Promotional Products Magazine 2007

Fundraising in Australia for school and clubs is becoming increasingly professional and well organised. The old-style home bakes and craft stalls are now being challenged by gala events, branded products and slick sponsorship proposals. Mandy Stevens, Managing Director of Direct Publications Pty Ltd explains.

Promotional products are an emerging trend in Australian fundraising and, handled in the right way by both community groups and product suppliers, can be a very effective and profitable alternative.

Schools and clubs are looking to promote themselves with a consistent professional image – and this ‘branding’ revolution is no longer simply the domain of private schools and elite sporting clubs. A school with a strong profile is in a better position to attract very important support from local businesses. The perception is likely to be that a well-organised school is in a better position to promote the business to the school community.

Promotional products are a way for schools and clubs to raise money while at the same time reinforcing their branding. Popular branded products range from the traditional caps and key rings to memory sticks, silicone wristbands and watches. An increasingly sought-after product is the lanyard, which is used to carry flash drives, pens, locker keys and passes, while printed or embroidered shirts and caps are as in demand as ever for sporting teams and clubs.

The profit margins that are available from promotional products are also an attractive feature of the choices to be made. Most fundraising programs range from a 15- 40% profit margin, whereas, depending on the choice of goods, promotional products can provide a mark-up of greater than 100%.

The major deterrent for many schools and clubs is the up-front cost involved in purchasing promotional products. Structuring a deferred or a periodical payment plan can ease this burden and break down the barrier to entry. This option should only be entertained where the products are to be used for a concerted fixed­ period fundraising campaign and not where they will be used as stock for a uniform or gift shop. Turnover should be reasonably likely in order to minimise risk to the provide• under this model.

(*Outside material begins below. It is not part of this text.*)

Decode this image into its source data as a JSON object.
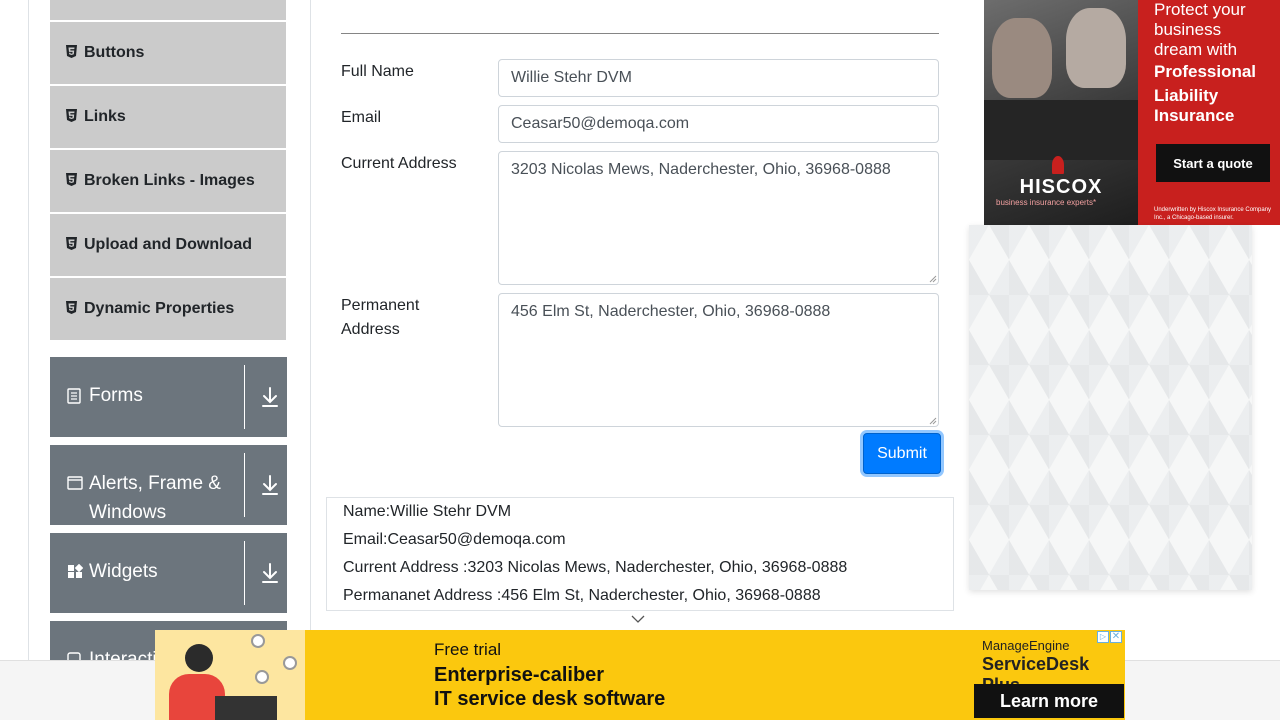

Promotional products can also simply be bought by schools or clubs and sold in an informal manner, or a promotional product company can take the time to set up an established fundraising program. This may involve providing order forms, posters and a structured reward system.

A reward system involves having certain prizes available when targets are reached. It is frowned upon in some circles to provide incentive prizes directly to children that are anything other than nominal in value as it is thought that this encourages an inappropriate level of competitiveness and can lead to unsafe practices such as door-to-door selling. A preferred approach is to offer nominal prizes to children such as stickers and then offer a larger prize to the organisation if a global target is reached. This prize can then be used for a participation prize draw or a raffle.

In addition, other tools that can assist in the marketing of promotional products include providing some standard wording that can be inserted into newsletters and flyers. This can greatly assist those organising the fundraising – often time-poor volunteers. Packaging can also help, for example counter displays or carry cases that are designed to make it easier to sell products.